Retiring a partner at 65 years old was a proportionate means of meeting the employer's legitimate aims, HR Headlines
An Employment Tribunal has finally decided that an enforced retirement age was justified in the case Seldon v Clarkson Wright & Jakes (ET/1100275/07).
After a succession of appeals, the case was sent back to an Employment Tribunal to decide whether the firm of solicitors could defeat a direct age discrimination claim by showing that retiring a partner at the age of 65 was a proportionate means of meeting its legitimate aims.
Seldon was compulsorily retired at 65 – this was allowed for by the firm's partnership deed. The default retirement age provisions in force at the time, which permitted retirement at 65, did not apply to partnerships so Seldon lodged a direct age discrimination claim.
The Employment Tribunal decided that the setting of a retirement age of 65 – which was direct age discrimination – was justified because it was a proportionate way of achieving three legitimate aims:
- To ensure that more junior solicitors were given the opportunity of partnership after a reasonable period so that they did not leave the firm;
- To facilitate workforce planning, allowing the firm to have a realistic long term expectation as to when vacancies would arise; and
- To limit the need to remove partners by way of performance management, contributing to a congenial and supportive culture.
The case made its way up to the Supreme Court which held that the firm's aims were legitimate, in accordance with EU case law but returned the case to an Employment Tribunal to re-examine whether retaining a retirement age of 65 was a proportionate means of achieving them.
Remitted to ET
The Employment Tribunal found that a retirement age of 65 was a proportionate means of achieving the firm's aims for a number of reasons:
- Seldon himself had though a retirement age of 65 was a 'reasonable target'.
- Thepartners did not diagree with the retirement age of 65; and
- In assessing the needs of the firm, its partners and associates, the firm's needs (encouraging partners to stay but not to an age where associates would lose interest and leave because of lack of progression) were paramount.
The most important practical guidance from the Courts is that each case rests on its own set of facts and justification will always depend on the employer's circumstances.
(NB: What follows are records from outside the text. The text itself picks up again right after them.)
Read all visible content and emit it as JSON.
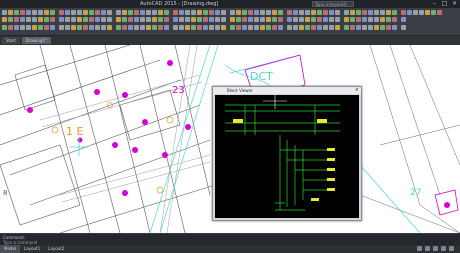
{
  "app": {
    "title": "AutoCAD 2015 - [Drawing.dwg]",
    "search_placeholder": "Type a keyword"
  },
  "document_tabs": [
    "Start",
    "Drawing1*"
  ],
  "command_line": {
    "prompt": "Command:",
    "placeholder": "Type a command"
  },
  "status_tabs": [
    "Model",
    "Layout1",
    "Layout2"
  ],
  "popup": {
    "title": "Block Viewer"
  },
  "map_labels": [
    "23",
    "DCT",
    "1 E",
    "27",
    "8"
  ],
  "colors": {
    "magenta": "#d400d4",
    "cyan": "#50d4d4",
    "orange": "#e49a2a",
    "green": "#29d629",
    "yellow": "#e8e830",
    "canvas": "#ffffff"
  },
  "icons": [
    "search-icon",
    "minimize-icon",
    "maximize-icon",
    "close-icon"
  ]
}
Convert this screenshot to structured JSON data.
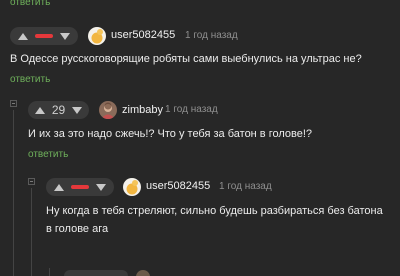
{
  "top": {
    "reply_label": "ответить"
  },
  "comment1": {
    "username": "user5082455",
    "time": "1 год назад",
    "text": "В Одессе русскоговорящие робяты сами выебнулись на ультрас не?",
    "reply_label": "ответить"
  },
  "comment2": {
    "rating": "29",
    "username": "zimbaby",
    "time": "1 год назад",
    "text": "И их за это надо сжечь!? Что у тебя за батон в голове!?",
    "reply_label": "ответить"
  },
  "comment3": {
    "username": "user5082455",
    "time": "1 год назад",
    "text_line1": "Ну когда в тебя стреляют, сильно будешь разбираться без батона",
    "text_line2": "в голове ага"
  },
  "colors": {
    "background": "#272727",
    "reply_link": "#6fb15b",
    "downvote_bar": "#e5383b",
    "vote_pill": "#3a3a3a"
  },
  "icons": {
    "upvote": "triangle-up-icon",
    "downvote": "triangle-down-icon",
    "collapse": "collapse-thread-icon"
  }
}
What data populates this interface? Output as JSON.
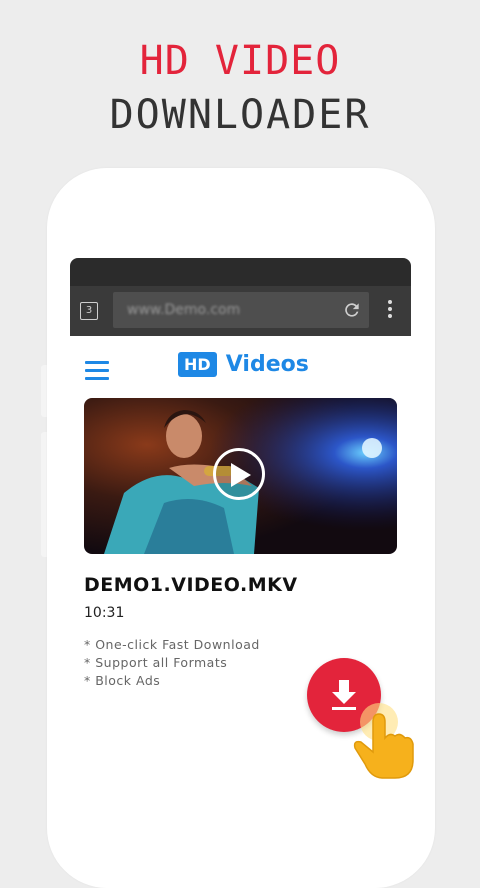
{
  "headline": {
    "line1": "HD VIDEO",
    "line2": "DOWNLOADER"
  },
  "browser": {
    "tab_count": "3",
    "url": "www.Demo.com",
    "icons": [
      "tabs-icon",
      "reload-icon",
      "more-vert-icon"
    ]
  },
  "app": {
    "logo_badge": "HD",
    "logo_text": "Videos",
    "menu_icon": "hamburger-menu-icon"
  },
  "video": {
    "title": "DEMO1.VIDEO.MKV",
    "duration": "10:31"
  },
  "features": [
    "* One-click Fast Download",
    "* Support all Formats",
    "* Block Ads"
  ],
  "colors": {
    "accent_red": "#e3243b",
    "brand_blue": "#1e88e5",
    "browser_dark": "#3a3a3a"
  }
}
Also, this case was decided based on the social policy and demographics in 2006 and things have changed in the last seven years, so the case may well have been decided differently today.
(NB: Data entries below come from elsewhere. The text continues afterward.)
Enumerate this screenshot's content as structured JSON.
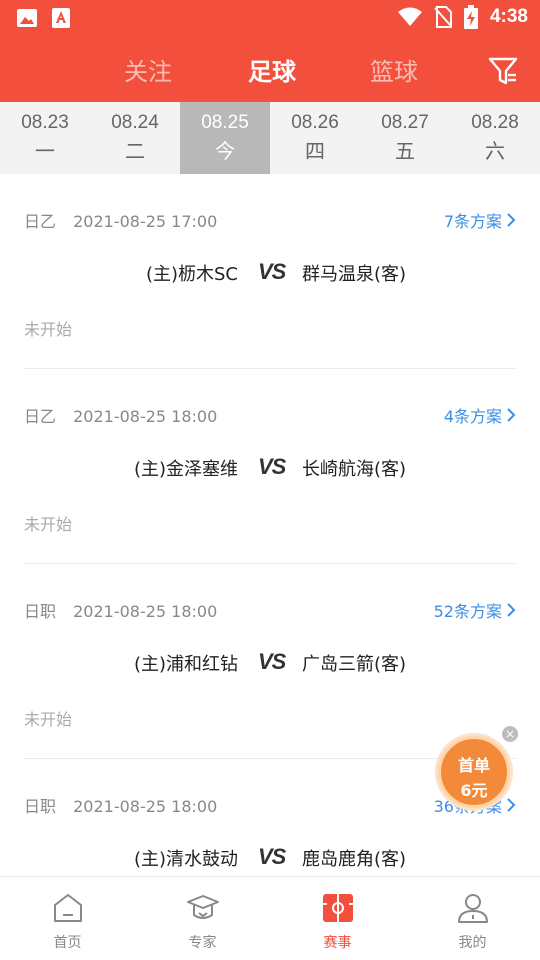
{
  "status_bar": {
    "time": "4:38"
  },
  "header": {
    "tabs": [
      {
        "label": "关注",
        "active": false
      },
      {
        "label": "足球",
        "active": true
      },
      {
        "label": "篮球",
        "active": false
      }
    ]
  },
  "dates": [
    {
      "date": "08.23",
      "weekday": "一",
      "active": false
    },
    {
      "date": "08.24",
      "weekday": "二",
      "active": false
    },
    {
      "date": "08.25",
      "weekday": "今",
      "active": true
    },
    {
      "date": "08.26",
      "weekday": "四",
      "active": false
    },
    {
      "date": "08.27",
      "weekday": "五",
      "active": false
    },
    {
      "date": "08.28",
      "weekday": "六",
      "active": false
    }
  ],
  "matches": [
    {
      "league": "日乙",
      "time": "2021-08-25 17:00",
      "plans": "7条方案",
      "home": "(主)枥木SC",
      "vs": "VS",
      "away": "群马温泉(客)",
      "status": "未开始"
    },
    {
      "league": "日乙",
      "time": "2021-08-25 18:00",
      "plans": "4条方案",
      "home": "(主)金泽塞维",
      "vs": "VS",
      "away": "长崎航海(客)",
      "status": "未开始"
    },
    {
      "league": "日职",
      "time": "2021-08-25 18:00",
      "plans": "52条方案",
      "home": "(主)浦和红钻",
      "vs": "VS",
      "away": "广岛三箭(客)",
      "status": "未开始"
    },
    {
      "league": "日职",
      "time": "2021-08-25 18:00",
      "plans": "36条方案",
      "home": "(主)清水鼓动",
      "vs": "VS",
      "away": "鹿岛鹿角(客)",
      "status": ""
    }
  ],
  "promo": {
    "line1": "首单",
    "line2": "6元"
  },
  "bottom_nav": [
    {
      "label": "首页",
      "icon": "home-icon",
      "active": false
    },
    {
      "label": "专家",
      "icon": "expert-icon",
      "active": false
    },
    {
      "label": "赛事",
      "icon": "match-icon",
      "active": true
    },
    {
      "label": "我的",
      "icon": "profile-icon",
      "active": false
    }
  ],
  "colors": {
    "primary": "#f24f3c",
    "link": "#3a8ee6",
    "promo": "#f28a3a"
  }
}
The Supreme Court confirmed that to justify direct age discrimination, legitimate aims must be consistent with 'social policy objectives', and not just reasons specific to an individual employer's situation. As far as proportionality is concerned, the evidence to justify age discrimination must show that the means chosen achieves the aims, there is no other appropriate way to do this, and the benefits to the employer outweigh the discriminatory effect.